Your instructions -
Check each line of the entries below for the word "this" and state only how many lines have it.

(Extracted entries begins)

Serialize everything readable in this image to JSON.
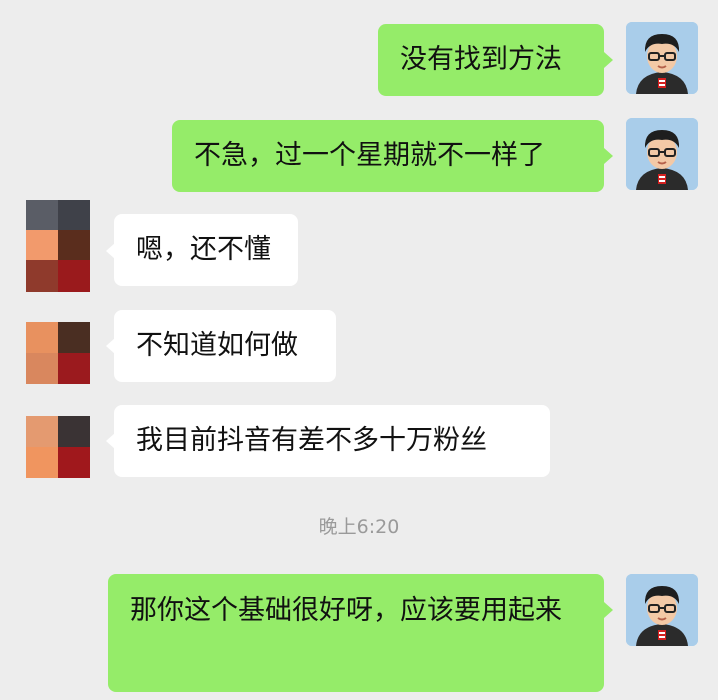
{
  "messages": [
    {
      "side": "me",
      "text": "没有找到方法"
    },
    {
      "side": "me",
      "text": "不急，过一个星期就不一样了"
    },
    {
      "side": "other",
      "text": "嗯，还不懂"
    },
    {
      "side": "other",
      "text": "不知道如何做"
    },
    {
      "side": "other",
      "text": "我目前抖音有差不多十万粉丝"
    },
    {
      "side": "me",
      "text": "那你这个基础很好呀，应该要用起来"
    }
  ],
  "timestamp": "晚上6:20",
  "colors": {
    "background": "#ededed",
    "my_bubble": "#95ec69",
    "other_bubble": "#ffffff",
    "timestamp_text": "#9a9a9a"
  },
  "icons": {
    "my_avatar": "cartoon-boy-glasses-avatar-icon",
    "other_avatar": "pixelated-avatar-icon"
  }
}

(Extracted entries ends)
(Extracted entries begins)

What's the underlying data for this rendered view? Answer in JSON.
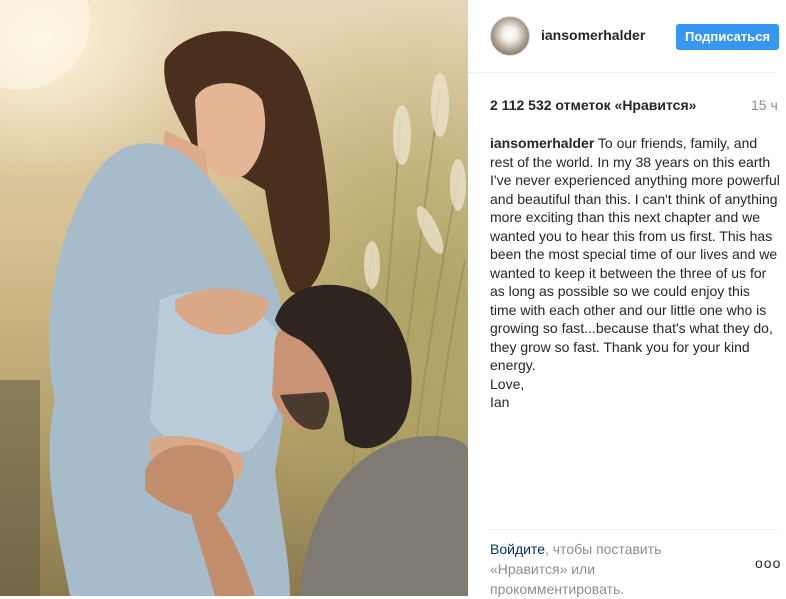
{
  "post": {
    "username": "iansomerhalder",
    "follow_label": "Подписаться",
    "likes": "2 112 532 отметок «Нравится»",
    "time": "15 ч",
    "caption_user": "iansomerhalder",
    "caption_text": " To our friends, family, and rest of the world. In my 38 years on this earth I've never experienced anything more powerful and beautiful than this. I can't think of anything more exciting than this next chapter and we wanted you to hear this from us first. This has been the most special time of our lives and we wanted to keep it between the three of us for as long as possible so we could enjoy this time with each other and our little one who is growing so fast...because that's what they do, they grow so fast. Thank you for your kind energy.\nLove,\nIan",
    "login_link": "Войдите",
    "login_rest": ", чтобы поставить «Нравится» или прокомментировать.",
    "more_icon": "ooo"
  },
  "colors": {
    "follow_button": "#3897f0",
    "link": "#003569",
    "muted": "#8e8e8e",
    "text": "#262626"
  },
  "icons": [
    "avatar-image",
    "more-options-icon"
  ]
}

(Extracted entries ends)
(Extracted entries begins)

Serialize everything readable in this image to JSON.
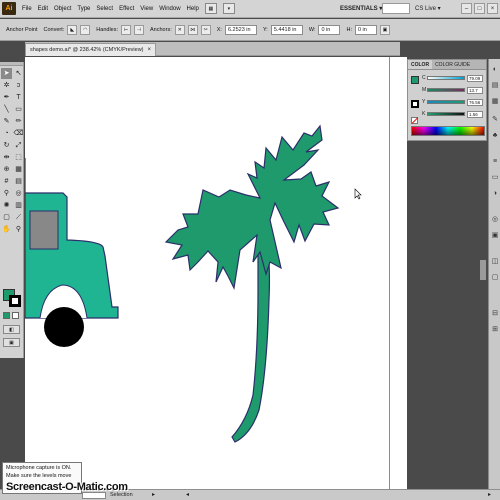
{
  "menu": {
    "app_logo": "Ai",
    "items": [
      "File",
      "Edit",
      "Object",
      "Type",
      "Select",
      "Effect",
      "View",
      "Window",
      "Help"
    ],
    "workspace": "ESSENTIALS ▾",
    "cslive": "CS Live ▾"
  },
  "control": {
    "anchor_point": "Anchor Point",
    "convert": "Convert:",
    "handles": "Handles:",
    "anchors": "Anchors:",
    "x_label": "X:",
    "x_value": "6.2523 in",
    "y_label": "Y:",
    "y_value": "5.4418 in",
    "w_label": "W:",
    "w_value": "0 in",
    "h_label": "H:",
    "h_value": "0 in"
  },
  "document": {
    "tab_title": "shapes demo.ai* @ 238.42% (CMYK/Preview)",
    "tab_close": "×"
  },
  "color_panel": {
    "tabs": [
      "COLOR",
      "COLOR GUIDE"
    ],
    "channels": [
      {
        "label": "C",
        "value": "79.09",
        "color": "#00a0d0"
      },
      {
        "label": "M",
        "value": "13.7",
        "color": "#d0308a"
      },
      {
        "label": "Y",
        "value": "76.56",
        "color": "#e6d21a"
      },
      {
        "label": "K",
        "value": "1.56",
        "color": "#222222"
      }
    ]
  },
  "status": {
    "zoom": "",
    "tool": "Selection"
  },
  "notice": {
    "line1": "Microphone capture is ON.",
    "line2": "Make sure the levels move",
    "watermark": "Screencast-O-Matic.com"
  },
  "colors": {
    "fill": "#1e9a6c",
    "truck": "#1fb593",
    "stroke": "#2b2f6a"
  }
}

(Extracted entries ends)

Final answer -
4